━━━ Exercise materials

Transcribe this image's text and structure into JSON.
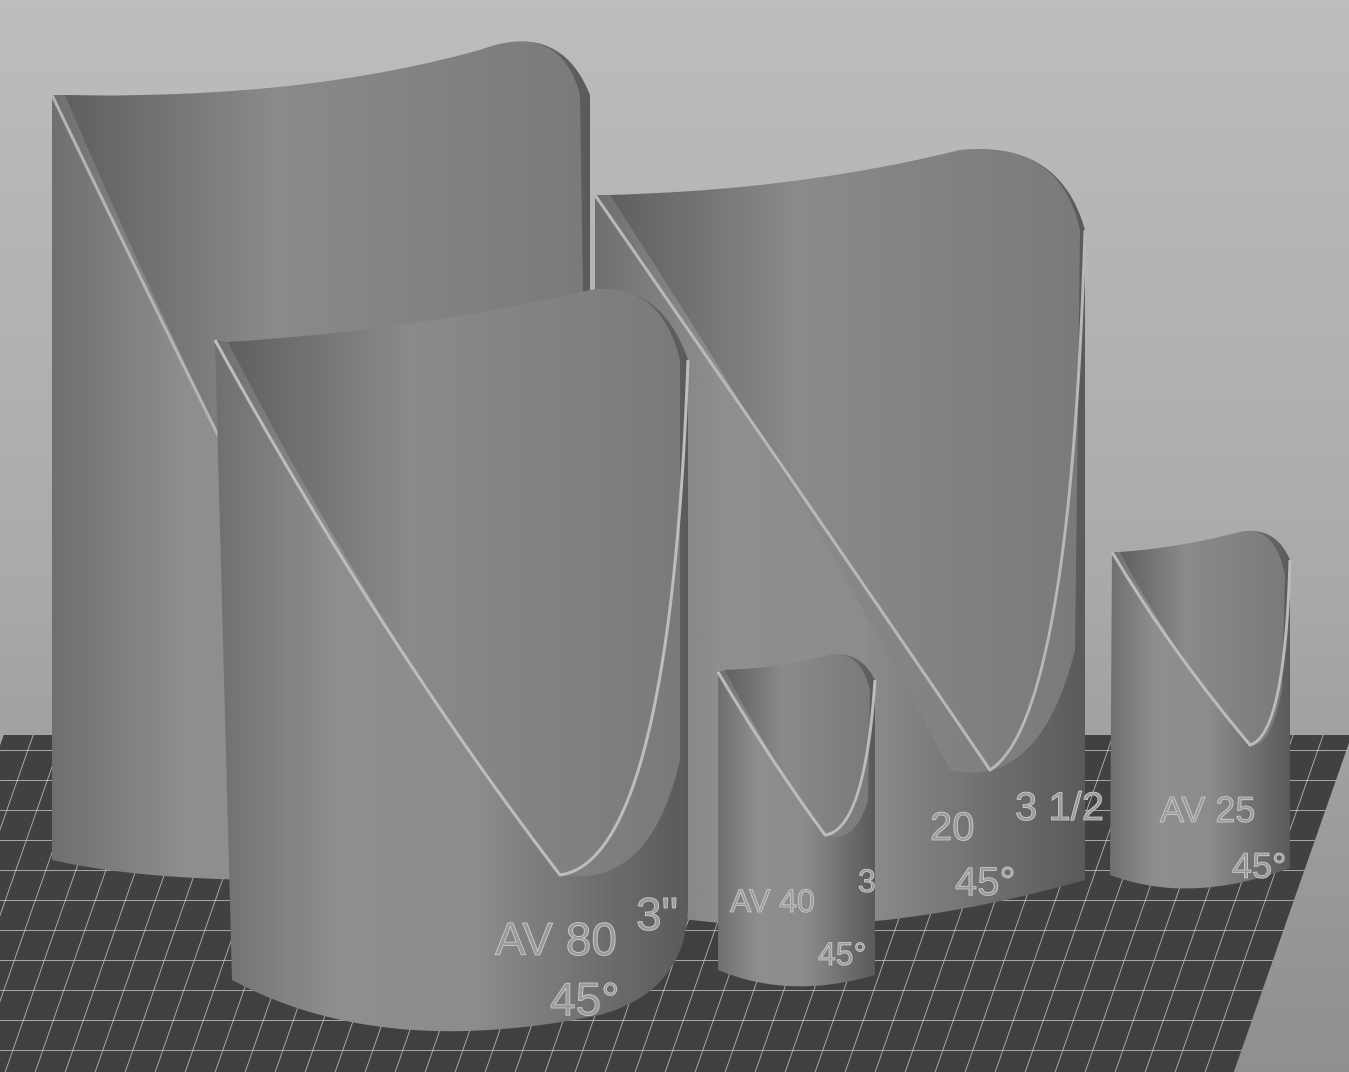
{
  "app": {
    "view": "3D build plate viewport"
  },
  "plate": {
    "grid_color": "#d8d8d8",
    "plate_color": "#3a3a3a"
  },
  "parts": [
    {
      "id": "large-back",
      "labels": []
    },
    {
      "id": "large-front",
      "labels": [
        "AV 80",
        "3\"",
        "45°"
      ]
    },
    {
      "id": "small-front",
      "labels": [
        "AV 40",
        "3",
        "45°"
      ]
    },
    {
      "id": "medium-back",
      "labels": [
        "20",
        "3 1/2",
        "45°"
      ]
    },
    {
      "id": "small-right",
      "labels": [
        "AV 25",
        "45°"
      ]
    }
  ],
  "colors": {
    "part": "#8a8a8a",
    "part_dark": "#5e5e5e",
    "part_light": "#b5b5b5"
  }
}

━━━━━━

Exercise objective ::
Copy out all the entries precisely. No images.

Solution to this exercise ::
Transcribe this image's text and structure into JSON.
{
  "app": {
    "view": "3D build plate viewport"
  },
  "plate": {
    "grid_color": "#d8d8d8",
    "plate_color": "#3a3a3a"
  },
  "parts": [
    {
      "id": "large-back",
      "labels": []
    },
    {
      "id": "large-front",
      "labels": [
        "AV 80",
        "3\"",
        "45°"
      ]
    },
    {
      "id": "small-front",
      "labels": [
        "AV 40",
        "3",
        "45°"
      ]
    },
    {
      "id": "medium-back",
      "labels": [
        "20",
        "3 1/2",
        "45°"
      ]
    },
    {
      "id": "small-right",
      "labels": [
        "AV 25",
        "45°"
      ]
    }
  ],
  "colors": {
    "part": "#8a8a8a",
    "part_dark": "#5e5e5e",
    "part_light": "#b5b5b5"
  }
}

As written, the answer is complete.